- The fatigue of a full motion will simulate heavy weights! No it won’t. Reaching failure at the mid-point of a squat isn’t the same as lifting a heavy weight at the start of a half-squat. A lifter might use 200 lbs in a full squat and reach failure at the mid-point. But if fresh might handle 300 lbs from the mid-point. This means fatigue has made 200 lbs feel like 300 lbs, but it only feels like it because 33% of the muscle fibres out of the original 100% have become inoperative, at the half way point, due to fatigue, i.e. fatigue is due to less muscle fibres operating, thus 300 lbs becomes 200 lbs – strength stimulation requires more muscle fibres, not less.
- But I am working hard for a full rep! Nope. The work per millimetre is less for a full than for a partial. Squat 300 lbs for a full rep and the work per inch is 300 lbs/inch, do a partial squat with 600 lbs for a quarter rep and the work per inch is 600 lbs/inch. This is because a muscle which is nearer contraction has greater myosin-actin overlap and therefore greater force generating capacity and therefore greater work capacity;
If the muscle is stretched there is less myosin-actin head interaction, so the stretched phase of a muscle is weaker in terms of active force;
- My bones will break due to the tremendous stresses! That is the whole point of lifting weights. Not to break the bones, but to stress the body so it gets stronger, that means stronger connective tissues which includes the bones. You want stronger bones don’t you?
- Are you saying I shouldn’t do fulsome lifts? I am saying don’t ignore the majority of lifts (partials) in favour of a small subset (fulls) because some internet expert who has never done partials says they are dangerous. You should base your lifts on your goals. If your goal is all-round superstrength then you will have to do partials because fulls are only a small subset of all possible lifts.
- But full lifts are characteristic of all round strength! No they aren’t. A lot of everyday strength stuff requires partial strength, for example the first time I picked up the back of my car I used partial strength. A lot of strongman stuff is partial strength (Yoke Walk, most walks, log press). Some stuff requires full strength but mostly everyday strength is partial. For example when picking up a log one will hoist up one end first then shoulder it – most everyday heavy lifts are performed by moving stuff into a position of partialism so as to be able to lift heavy stuff.
- http://www.sportivnypress.com/category/misinformation-engineering/ – Bud gets angry talking about Commercialism and Communism.

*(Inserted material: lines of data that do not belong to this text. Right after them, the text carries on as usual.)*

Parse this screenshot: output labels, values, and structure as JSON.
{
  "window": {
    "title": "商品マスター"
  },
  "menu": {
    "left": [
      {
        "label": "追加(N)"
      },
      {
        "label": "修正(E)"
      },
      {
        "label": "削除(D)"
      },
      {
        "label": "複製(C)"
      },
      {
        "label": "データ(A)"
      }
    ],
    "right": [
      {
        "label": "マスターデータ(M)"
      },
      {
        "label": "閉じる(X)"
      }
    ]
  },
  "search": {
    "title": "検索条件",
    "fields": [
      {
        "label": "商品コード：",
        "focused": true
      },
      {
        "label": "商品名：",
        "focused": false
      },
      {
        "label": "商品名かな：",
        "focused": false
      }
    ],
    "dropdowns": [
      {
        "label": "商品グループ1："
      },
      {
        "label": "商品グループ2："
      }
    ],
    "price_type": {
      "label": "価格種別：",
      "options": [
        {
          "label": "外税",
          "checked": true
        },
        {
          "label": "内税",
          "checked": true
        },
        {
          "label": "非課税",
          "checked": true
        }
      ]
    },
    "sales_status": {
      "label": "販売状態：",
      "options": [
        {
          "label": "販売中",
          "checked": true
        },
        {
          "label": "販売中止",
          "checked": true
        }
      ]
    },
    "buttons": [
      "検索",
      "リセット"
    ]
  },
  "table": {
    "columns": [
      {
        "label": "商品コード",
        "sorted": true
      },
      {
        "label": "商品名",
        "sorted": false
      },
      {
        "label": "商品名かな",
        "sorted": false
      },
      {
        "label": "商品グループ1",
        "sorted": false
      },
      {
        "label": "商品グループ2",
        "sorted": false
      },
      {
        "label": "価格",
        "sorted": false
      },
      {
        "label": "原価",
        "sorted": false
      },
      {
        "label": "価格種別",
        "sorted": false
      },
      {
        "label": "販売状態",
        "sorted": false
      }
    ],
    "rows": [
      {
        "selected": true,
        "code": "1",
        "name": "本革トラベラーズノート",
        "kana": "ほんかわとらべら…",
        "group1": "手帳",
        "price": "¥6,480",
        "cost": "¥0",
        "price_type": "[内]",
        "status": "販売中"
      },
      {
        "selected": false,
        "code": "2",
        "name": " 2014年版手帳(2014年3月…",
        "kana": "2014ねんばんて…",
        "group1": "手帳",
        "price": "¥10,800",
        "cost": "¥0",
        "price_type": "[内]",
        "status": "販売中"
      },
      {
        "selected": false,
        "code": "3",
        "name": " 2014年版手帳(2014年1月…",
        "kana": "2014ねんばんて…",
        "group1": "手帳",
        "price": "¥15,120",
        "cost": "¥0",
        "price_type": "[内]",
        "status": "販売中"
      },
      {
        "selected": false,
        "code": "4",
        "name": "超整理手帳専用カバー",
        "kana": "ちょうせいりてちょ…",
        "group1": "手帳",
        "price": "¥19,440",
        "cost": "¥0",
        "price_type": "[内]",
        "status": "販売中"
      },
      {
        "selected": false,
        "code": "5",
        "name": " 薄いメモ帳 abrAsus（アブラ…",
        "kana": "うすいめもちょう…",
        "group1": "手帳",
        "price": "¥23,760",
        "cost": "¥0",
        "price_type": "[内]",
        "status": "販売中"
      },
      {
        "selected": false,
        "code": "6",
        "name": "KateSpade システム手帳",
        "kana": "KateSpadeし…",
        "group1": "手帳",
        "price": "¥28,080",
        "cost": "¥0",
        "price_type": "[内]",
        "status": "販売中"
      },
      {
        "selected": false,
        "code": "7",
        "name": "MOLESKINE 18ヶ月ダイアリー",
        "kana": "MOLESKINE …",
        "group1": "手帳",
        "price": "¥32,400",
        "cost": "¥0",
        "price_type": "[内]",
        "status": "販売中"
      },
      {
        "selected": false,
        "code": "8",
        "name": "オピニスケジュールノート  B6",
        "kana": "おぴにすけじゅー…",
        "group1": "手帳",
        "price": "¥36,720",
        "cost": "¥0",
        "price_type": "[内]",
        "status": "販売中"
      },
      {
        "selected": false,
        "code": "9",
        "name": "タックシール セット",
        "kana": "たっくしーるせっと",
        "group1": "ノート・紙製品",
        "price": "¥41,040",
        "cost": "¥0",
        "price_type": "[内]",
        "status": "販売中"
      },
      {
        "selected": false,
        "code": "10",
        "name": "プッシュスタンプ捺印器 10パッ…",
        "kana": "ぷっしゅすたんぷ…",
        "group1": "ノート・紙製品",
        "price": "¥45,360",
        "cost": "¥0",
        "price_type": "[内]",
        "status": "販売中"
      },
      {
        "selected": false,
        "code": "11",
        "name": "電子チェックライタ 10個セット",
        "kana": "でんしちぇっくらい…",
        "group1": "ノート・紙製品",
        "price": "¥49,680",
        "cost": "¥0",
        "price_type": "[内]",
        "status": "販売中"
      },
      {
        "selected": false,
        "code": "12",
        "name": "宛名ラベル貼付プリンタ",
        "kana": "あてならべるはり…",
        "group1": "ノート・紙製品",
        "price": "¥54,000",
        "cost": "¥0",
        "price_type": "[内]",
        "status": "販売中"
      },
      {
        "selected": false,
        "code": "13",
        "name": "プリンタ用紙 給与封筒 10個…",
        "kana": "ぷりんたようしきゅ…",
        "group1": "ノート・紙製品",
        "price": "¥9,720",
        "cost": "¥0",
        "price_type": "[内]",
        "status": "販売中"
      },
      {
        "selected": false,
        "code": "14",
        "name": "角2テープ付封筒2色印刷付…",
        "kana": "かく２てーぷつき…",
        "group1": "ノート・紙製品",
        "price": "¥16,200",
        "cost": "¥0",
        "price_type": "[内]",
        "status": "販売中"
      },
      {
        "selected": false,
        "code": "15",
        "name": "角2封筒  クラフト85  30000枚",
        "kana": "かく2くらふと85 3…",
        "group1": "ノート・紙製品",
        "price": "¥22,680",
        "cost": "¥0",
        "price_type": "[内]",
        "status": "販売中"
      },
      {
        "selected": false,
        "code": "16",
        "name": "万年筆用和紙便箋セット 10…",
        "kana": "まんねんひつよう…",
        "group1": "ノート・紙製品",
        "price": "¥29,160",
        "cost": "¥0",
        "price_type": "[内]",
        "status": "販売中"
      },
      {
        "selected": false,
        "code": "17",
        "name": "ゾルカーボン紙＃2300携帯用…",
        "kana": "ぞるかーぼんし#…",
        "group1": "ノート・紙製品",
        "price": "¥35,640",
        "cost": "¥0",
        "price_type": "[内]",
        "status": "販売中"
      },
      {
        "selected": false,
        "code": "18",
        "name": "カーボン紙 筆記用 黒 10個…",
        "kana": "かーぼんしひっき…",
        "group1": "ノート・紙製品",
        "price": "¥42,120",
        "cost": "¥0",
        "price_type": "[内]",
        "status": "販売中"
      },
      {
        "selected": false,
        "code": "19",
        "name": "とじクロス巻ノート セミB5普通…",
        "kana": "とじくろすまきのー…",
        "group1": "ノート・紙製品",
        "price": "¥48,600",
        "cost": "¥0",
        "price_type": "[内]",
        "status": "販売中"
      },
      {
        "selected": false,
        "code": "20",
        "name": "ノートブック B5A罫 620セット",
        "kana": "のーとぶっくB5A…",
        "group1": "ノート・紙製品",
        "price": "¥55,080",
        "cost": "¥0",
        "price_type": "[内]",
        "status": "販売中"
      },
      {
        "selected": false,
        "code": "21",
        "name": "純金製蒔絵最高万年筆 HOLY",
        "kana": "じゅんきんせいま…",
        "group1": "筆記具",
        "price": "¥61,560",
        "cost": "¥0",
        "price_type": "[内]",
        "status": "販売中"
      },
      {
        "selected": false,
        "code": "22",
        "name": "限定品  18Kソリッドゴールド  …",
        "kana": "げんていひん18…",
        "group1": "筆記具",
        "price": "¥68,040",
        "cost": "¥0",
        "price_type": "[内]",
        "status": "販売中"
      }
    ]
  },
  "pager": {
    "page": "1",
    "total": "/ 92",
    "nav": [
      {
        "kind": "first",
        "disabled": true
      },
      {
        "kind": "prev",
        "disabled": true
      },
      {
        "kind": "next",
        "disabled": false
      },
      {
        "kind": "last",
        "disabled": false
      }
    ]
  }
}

- thedreamlounge.net/barbell-squat-worst-exercise/ – Puny Anthony believes that the spine is not ‘designed’ to take 300 lbs, which means I am done for because I’ve exposed my spine to +1000 lb loads many times over the years.